• Try it
How many lines in this material include the string "time"? Answer with the number and nothing further.
----------------------------------------
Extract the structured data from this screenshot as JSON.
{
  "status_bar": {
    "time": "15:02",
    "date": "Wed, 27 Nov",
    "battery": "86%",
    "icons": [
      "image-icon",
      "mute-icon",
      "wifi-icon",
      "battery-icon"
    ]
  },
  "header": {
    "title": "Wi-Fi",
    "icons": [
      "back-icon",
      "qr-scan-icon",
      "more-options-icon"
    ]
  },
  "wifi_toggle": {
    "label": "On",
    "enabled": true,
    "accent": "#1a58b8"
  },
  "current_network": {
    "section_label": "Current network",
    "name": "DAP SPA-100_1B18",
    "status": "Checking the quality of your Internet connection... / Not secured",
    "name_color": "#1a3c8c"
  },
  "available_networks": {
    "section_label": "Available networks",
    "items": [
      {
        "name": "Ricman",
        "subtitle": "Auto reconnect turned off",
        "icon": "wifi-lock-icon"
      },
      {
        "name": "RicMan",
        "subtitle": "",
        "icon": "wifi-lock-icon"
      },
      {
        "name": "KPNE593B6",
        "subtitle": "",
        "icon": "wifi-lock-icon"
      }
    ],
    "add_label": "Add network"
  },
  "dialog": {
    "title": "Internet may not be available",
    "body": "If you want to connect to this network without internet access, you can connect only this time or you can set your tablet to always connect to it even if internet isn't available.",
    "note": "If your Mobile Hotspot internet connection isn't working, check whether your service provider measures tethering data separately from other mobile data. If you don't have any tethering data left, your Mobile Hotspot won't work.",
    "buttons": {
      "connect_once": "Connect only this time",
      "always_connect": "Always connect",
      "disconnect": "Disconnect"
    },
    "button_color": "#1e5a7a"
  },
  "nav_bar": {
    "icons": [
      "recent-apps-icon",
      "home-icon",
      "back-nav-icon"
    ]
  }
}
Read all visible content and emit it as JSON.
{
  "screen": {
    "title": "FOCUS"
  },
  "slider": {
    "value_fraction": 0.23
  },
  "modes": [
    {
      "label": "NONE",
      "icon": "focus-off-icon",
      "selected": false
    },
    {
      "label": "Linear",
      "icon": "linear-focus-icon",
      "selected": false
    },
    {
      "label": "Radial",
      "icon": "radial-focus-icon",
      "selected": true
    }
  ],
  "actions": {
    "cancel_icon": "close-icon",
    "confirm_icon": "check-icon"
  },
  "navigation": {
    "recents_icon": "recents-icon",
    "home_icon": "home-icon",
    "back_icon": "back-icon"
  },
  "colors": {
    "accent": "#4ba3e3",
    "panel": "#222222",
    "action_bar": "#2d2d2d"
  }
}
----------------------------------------
• Finished exercise
3